- [What you have to do]:
No pictures, nothing altered: return the data below.
*** Supplied material ***
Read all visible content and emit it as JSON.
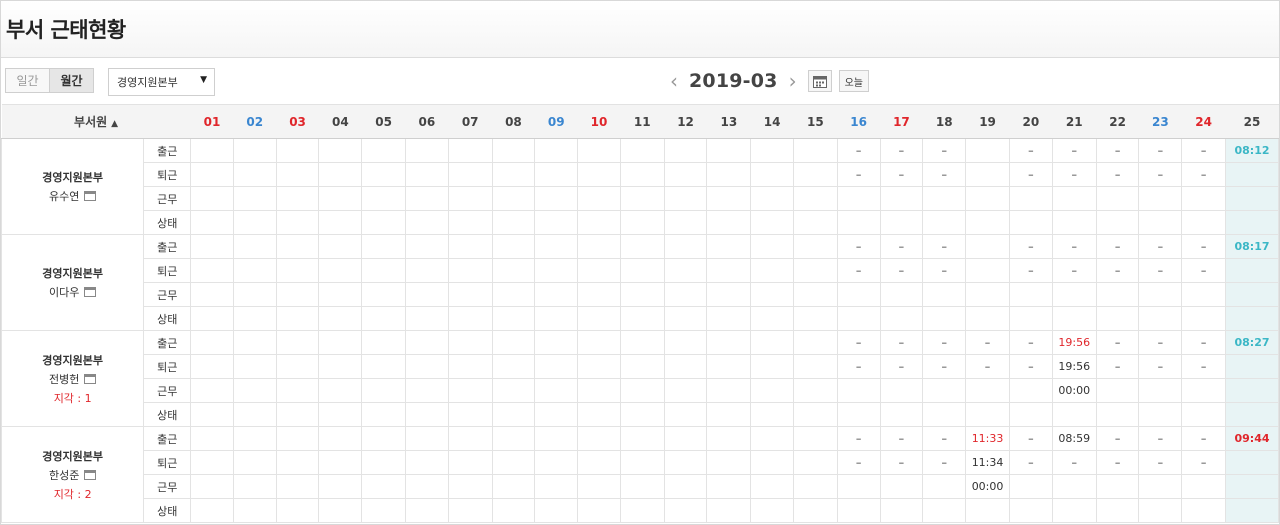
{
  "page": {
    "title": "부서 근태현황"
  },
  "toolbar": {
    "view_tabs": [
      {
        "label": "일간",
        "active": false
      },
      {
        "label": "월간",
        "active": true
      }
    ],
    "dept_select": {
      "value": "경영지원본부",
      "arrow": "▼"
    },
    "month": {
      "label": "2019-03",
      "prev_icon": "‹",
      "next_icon": "›"
    },
    "calendar_icon": "calendar-icon",
    "today_label": "오늘"
  },
  "colors": {
    "weekend_red": "#e0262b",
    "saturday_blue": "#3a86d0",
    "today_cyan": "#3bb7c6",
    "today_bg": "#e8f4f5",
    "late_red": "#e0262b"
  },
  "table": {
    "member_header": "부서원",
    "sort_icon": "▲",
    "days": [
      {
        "label": "01",
        "type": "sun"
      },
      {
        "label": "02",
        "type": "sat"
      },
      {
        "label": "03",
        "type": "sun"
      },
      {
        "label": "04",
        "type": "weekday"
      },
      {
        "label": "05",
        "type": "weekday"
      },
      {
        "label": "06",
        "type": "weekday"
      },
      {
        "label": "07",
        "type": "weekday"
      },
      {
        "label": "08",
        "type": "weekday"
      },
      {
        "label": "09",
        "type": "sat"
      },
      {
        "label": "10",
        "type": "sun"
      },
      {
        "label": "11",
        "type": "weekday"
      },
      {
        "label": "12",
        "type": "weekday"
      },
      {
        "label": "13",
        "type": "weekday"
      },
      {
        "label": "14",
        "type": "weekday"
      },
      {
        "label": "15",
        "type": "weekday"
      },
      {
        "label": "16",
        "type": "sat"
      },
      {
        "label": "17",
        "type": "sun"
      },
      {
        "label": "18",
        "type": "weekday"
      },
      {
        "label": "19",
        "type": "weekday"
      },
      {
        "label": "20",
        "type": "weekday"
      },
      {
        "label": "21",
        "type": "weekday"
      },
      {
        "label": "22",
        "type": "weekday"
      },
      {
        "label": "23",
        "type": "sat"
      },
      {
        "label": "24",
        "type": "sun"
      },
      {
        "label": "25",
        "type": "today"
      }
    ],
    "row_types": [
      "출근",
      "퇴근",
      "근무",
      "상태"
    ],
    "members": [
      {
        "dept": "경영지원본부",
        "name": "유수연",
        "late": "",
        "rows": [
          [
            "",
            "",
            "",
            "",
            "",
            "",
            "",
            "",
            "",
            "",
            "",
            "",
            "",
            "",
            "",
            "–",
            "–",
            "–",
            "",
            "–",
            "–",
            "–",
            "–",
            "–",
            {
              "v": "08:12",
              "c": "cyan"
            }
          ],
          [
            "",
            "",
            "",
            "",
            "",
            "",
            "",
            "",
            "",
            "",
            "",
            "",
            "",
            "",
            "",
            "–",
            "–",
            "–",
            "",
            "–",
            "–",
            "–",
            "–",
            "–",
            ""
          ],
          [
            "",
            "",
            "",
            "",
            "",
            "",
            "",
            "",
            "",
            "",
            "",
            "",
            "",
            "",
            "",
            "",
            "",
            "",
            "",
            "",
            "",
            "",
            "",
            "",
            ""
          ],
          [
            "",
            "",
            "",
            "",
            "",
            "",
            "",
            "",
            "",
            "",
            "",
            "",
            "",
            "",
            "",
            "",
            "",
            "",
            "",
            "",
            "",
            "",
            "",
            "",
            ""
          ]
        ]
      },
      {
        "dept": "경영지원본부",
        "name": "이다우",
        "late": "",
        "rows": [
          [
            "",
            "",
            "",
            "",
            "",
            "",
            "",
            "",
            "",
            "",
            "",
            "",
            "",
            "",
            "",
            "–",
            "–",
            "–",
            "",
            "–",
            "–",
            "–",
            "–",
            "–",
            {
              "v": "08:17",
              "c": "cyan"
            }
          ],
          [
            "",
            "",
            "",
            "",
            "",
            "",
            "",
            "",
            "",
            "",
            "",
            "",
            "",
            "",
            "",
            "–",
            "–",
            "–",
            "",
            "–",
            "–",
            "–",
            "–",
            "–",
            ""
          ],
          [
            "",
            "",
            "",
            "",
            "",
            "",
            "",
            "",
            "",
            "",
            "",
            "",
            "",
            "",
            "",
            "",
            "",
            "",
            "",
            "",
            "",
            "",
            "",
            "",
            ""
          ],
          [
            "",
            "",
            "",
            "",
            "",
            "",
            "",
            "",
            "",
            "",
            "",
            "",
            "",
            "",
            "",
            "",
            "",
            "",
            "",
            "",
            "",
            "",
            "",
            "",
            ""
          ]
        ]
      },
      {
        "dept": "경영지원본부",
        "name": "전병헌",
        "late": "지각 : 1",
        "rows": [
          [
            "",
            "",
            "",
            "",
            "",
            "",
            "",
            "",
            "",
            "",
            "",
            "",
            "",
            "",
            "",
            "–",
            "–",
            "–",
            "–",
            "–",
            {
              "v": "19:56",
              "c": "red"
            },
            "–",
            "–",
            "–",
            {
              "v": "08:27",
              "c": "cyan"
            }
          ],
          [
            "",
            "",
            "",
            "",
            "",
            "",
            "",
            "",
            "",
            "",
            "",
            "",
            "",
            "",
            "",
            "–",
            "–",
            "–",
            "–",
            "–",
            "19:56",
            "–",
            "–",
            "–",
            ""
          ],
          [
            "",
            "",
            "",
            "",
            "",
            "",
            "",
            "",
            "",
            "",
            "",
            "",
            "",
            "",
            "",
            "",
            "",
            "",
            "",
            "",
            "00:00",
            "",
            "",
            "",
            ""
          ],
          [
            "",
            "",
            "",
            "",
            "",
            "",
            "",
            "",
            "",
            "",
            "",
            "",
            "",
            "",
            "",
            "",
            "",
            "",
            "",
            "",
            "",
            "",
            "",
            "",
            ""
          ]
        ]
      },
      {
        "dept": "경영지원본부",
        "name": "한성준",
        "late": "지각 : 2",
        "rows": [
          [
            "",
            "",
            "",
            "",
            "",
            "",
            "",
            "",
            "",
            "",
            "",
            "",
            "",
            "",
            "",
            "–",
            "–",
            "–",
            {
              "v": "11:33",
              "c": "red"
            },
            "–",
            "08:59",
            "–",
            "–",
            "–",
            {
              "v": "09:44",
              "c": "redbold"
            }
          ],
          [
            "",
            "",
            "",
            "",
            "",
            "",
            "",
            "",
            "",
            "",
            "",
            "",
            "",
            "",
            "",
            "–",
            "–",
            "–",
            "11:34",
            "–",
            "–",
            "–",
            "–",
            "–",
            ""
          ],
          [
            "",
            "",
            "",
            "",
            "",
            "",
            "",
            "",
            "",
            "",
            "",
            "",
            "",
            "",
            "",
            "",
            "",
            "",
            "00:00",
            "",
            "",
            "",
            "",
            "",
            ""
          ],
          [
            "",
            "",
            "",
            "",
            "",
            "",
            "",
            "",
            "",
            "",
            "",
            "",
            "",
            "",
            "",
            "",
            "",
            "",
            "",
            "",
            "",
            "",
            "",
            "",
            ""
          ]
        ]
      }
    ]
  }
}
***
- [Output below]:
Read all visible content and emit it as JSON.
{
  "page": {
    "title": "부서 근태현황"
  },
  "toolbar": {
    "view_tabs": [
      {
        "label": "일간",
        "active": false
      },
      {
        "label": "월간",
        "active": true
      }
    ],
    "dept_select": {
      "value": "경영지원본부",
      "arrow": "▼"
    },
    "month": {
      "label": "2019-03",
      "prev_icon": "‹",
      "next_icon": "›"
    },
    "calendar_icon": "calendar-icon",
    "today_label": "오늘"
  },
  "colors": {
    "weekend_red": "#e0262b",
    "saturday_blue": "#3a86d0",
    "today_cyan": "#3bb7c6",
    "today_bg": "#e8f4f5",
    "late_red": "#e0262b"
  },
  "table": {
    "member_header": "부서원",
    "sort_icon": "▲",
    "days": [
      {
        "label": "01",
        "type": "sun"
      },
      {
        "label": "02",
        "type": "sat"
      },
      {
        "label": "03",
        "type": "sun"
      },
      {
        "label": "04",
        "type": "weekday"
      },
      {
        "label": "05",
        "type": "weekday"
      },
      {
        "label": "06",
        "type": "weekday"
      },
      {
        "label": "07",
        "type": "weekday"
      },
      {
        "label": "08",
        "type": "weekday"
      },
      {
        "label": "09",
        "type": "sat"
      },
      {
        "label": "10",
        "type": "sun"
      },
      {
        "label": "11",
        "type": "weekday"
      },
      {
        "label": "12",
        "type": "weekday"
      },
      {
        "label": "13",
        "type": "weekday"
      },
      {
        "label": "14",
        "type": "weekday"
      },
      {
        "label": "15",
        "type": "weekday"
      },
      {
        "label": "16",
        "type": "sat"
      },
      {
        "label": "17",
        "type": "sun"
      },
      {
        "label": "18",
        "type": "weekday"
      },
      {
        "label": "19",
        "type": "weekday"
      },
      {
        "label": "20",
        "type": "weekday"
      },
      {
        "label": "21",
        "type": "weekday"
      },
      {
        "label": "22",
        "type": "weekday"
      },
      {
        "label": "23",
        "type": "sat"
      },
      {
        "label": "24",
        "type": "sun"
      },
      {
        "label": "25",
        "type": "today"
      }
    ],
    "row_types": [
      "출근",
      "퇴근",
      "근무",
      "상태"
    ],
    "members": [
      {
        "dept": "경영지원본부",
        "name": "유수연",
        "late": "",
        "rows": [
          [
            "",
            "",
            "",
            "",
            "",
            "",
            "",
            "",
            "",
            "",
            "",
            "",
            "",
            "",
            "",
            "–",
            "–",
            "–",
            "",
            "–",
            "–",
            "–",
            "–",
            "–",
            {
              "v": "08:12",
              "c": "cyan"
            }
          ],
          [
            "",
            "",
            "",
            "",
            "",
            "",
            "",
            "",
            "",
            "",
            "",
            "",
            "",
            "",
            "",
            "–",
            "–",
            "–",
            "",
            "–",
            "–",
            "–",
            "–",
            "–",
            ""
          ],
          [
            "",
            "",
            "",
            "",
            "",
            "",
            "",
            "",
            "",
            "",
            "",
            "",
            "",
            "",
            "",
            "",
            "",
            "",
            "",
            "",
            "",
            "",
            "",
            "",
            ""
          ],
          [
            "",
            "",
            "",
            "",
            "",
            "",
            "",
            "",
            "",
            "",
            "",
            "",
            "",
            "",
            "",
            "",
            "",
            "",
            "",
            "",
            "",
            "",
            "",
            "",
            ""
          ]
        ]
      },
      {
        "dept": "경영지원본부",
        "name": "이다우",
        "late": "",
        "rows": [
          [
            "",
            "",
            "",
            "",
            "",
            "",
            "",
            "",
            "",
            "",
            "",
            "",
            "",
            "",
            "",
            "–",
            "–",
            "–",
            "",
            "–",
            "–",
            "–",
            "–",
            "–",
            {
              "v": "08:17",
              "c": "cyan"
            }
          ],
          [
            "",
            "",
            "",
            "",
            "",
            "",
            "",
            "",
            "",
            "",
            "",
            "",
            "",
            "",
            "",
            "–",
            "–",
            "–",
            "",
            "–",
            "–",
            "–",
            "–",
            "–",
            ""
          ],
          [
            "",
            "",
            "",
            "",
            "",
            "",
            "",
            "",
            "",
            "",
            "",
            "",
            "",
            "",
            "",
            "",
            "",
            "",
            "",
            "",
            "",
            "",
            "",
            "",
            ""
          ],
          [
            "",
            "",
            "",
            "",
            "",
            "",
            "",
            "",
            "",
            "",
            "",
            "",
            "",
            "",
            "",
            "",
            "",
            "",
            "",
            "",
            "",
            "",
            "",
            "",
            ""
          ]
        ]
      },
      {
        "dept": "경영지원본부",
        "name": "전병헌",
        "late": "지각 : 1",
        "rows": [
          [
            "",
            "",
            "",
            "",
            "",
            "",
            "",
            "",
            "",
            "",
            "",
            "",
            "",
            "",
            "",
            "–",
            "–",
            "–",
            "–",
            "–",
            {
              "v": "19:56",
              "c": "red"
            },
            "–",
            "–",
            "–",
            {
              "v": "08:27",
              "c": "cyan"
            }
          ],
          [
            "",
            "",
            "",
            "",
            "",
            "",
            "",
            "",
            "",
            "",
            "",
            "",
            "",
            "",
            "",
            "–",
            "–",
            "–",
            "–",
            "–",
            "19:56",
            "–",
            "–",
            "–",
            ""
          ],
          [
            "",
            "",
            "",
            "",
            "",
            "",
            "",
            "",
            "",
            "",
            "",
            "",
            "",
            "",
            "",
            "",
            "",
            "",
            "",
            "",
            "00:00",
            "",
            "",
            "",
            ""
          ],
          [
            "",
            "",
            "",
            "",
            "",
            "",
            "",
            "",
            "",
            "",
            "",
            "",
            "",
            "",
            "",
            "",
            "",
            "",
            "",
            "",
            "",
            "",
            "",
            "",
            ""
          ]
        ]
      },
      {
        "dept": "경영지원본부",
        "name": "한성준",
        "late": "지각 : 2",
        "rows": [
          [
            "",
            "",
            "",
            "",
            "",
            "",
            "",
            "",
            "",
            "",
            "",
            "",
            "",
            "",
            "",
            "–",
            "–",
            "–",
            {
              "v": "11:33",
              "c": "red"
            },
            "–",
            "08:59",
            "–",
            "–",
            "–",
            {
              "v": "09:44",
              "c": "redbold"
            }
          ],
          [
            "",
            "",
            "",
            "",
            "",
            "",
            "",
            "",
            "",
            "",
            "",
            "",
            "",
            "",
            "",
            "–",
            "–",
            "–",
            "11:34",
            "–",
            "–",
            "–",
            "–",
            "–",
            ""
          ],
          [
            "",
            "",
            "",
            "",
            "",
            "",
            "",
            "",
            "",
            "",
            "",
            "",
            "",
            "",
            "",
            "",
            "",
            "",
            "00:00",
            "",
            "",
            "",
            "",
            "",
            ""
          ],
          [
            "",
            "",
            "",
            "",
            "",
            "",
            "",
            "",
            "",
            "",
            "",
            "",
            "",
            "",
            "",
            "",
            "",
            "",
            "",
            "",
            "",
            "",
            "",
            "",
            ""
          ]
        ]
      }
    ]
  }
}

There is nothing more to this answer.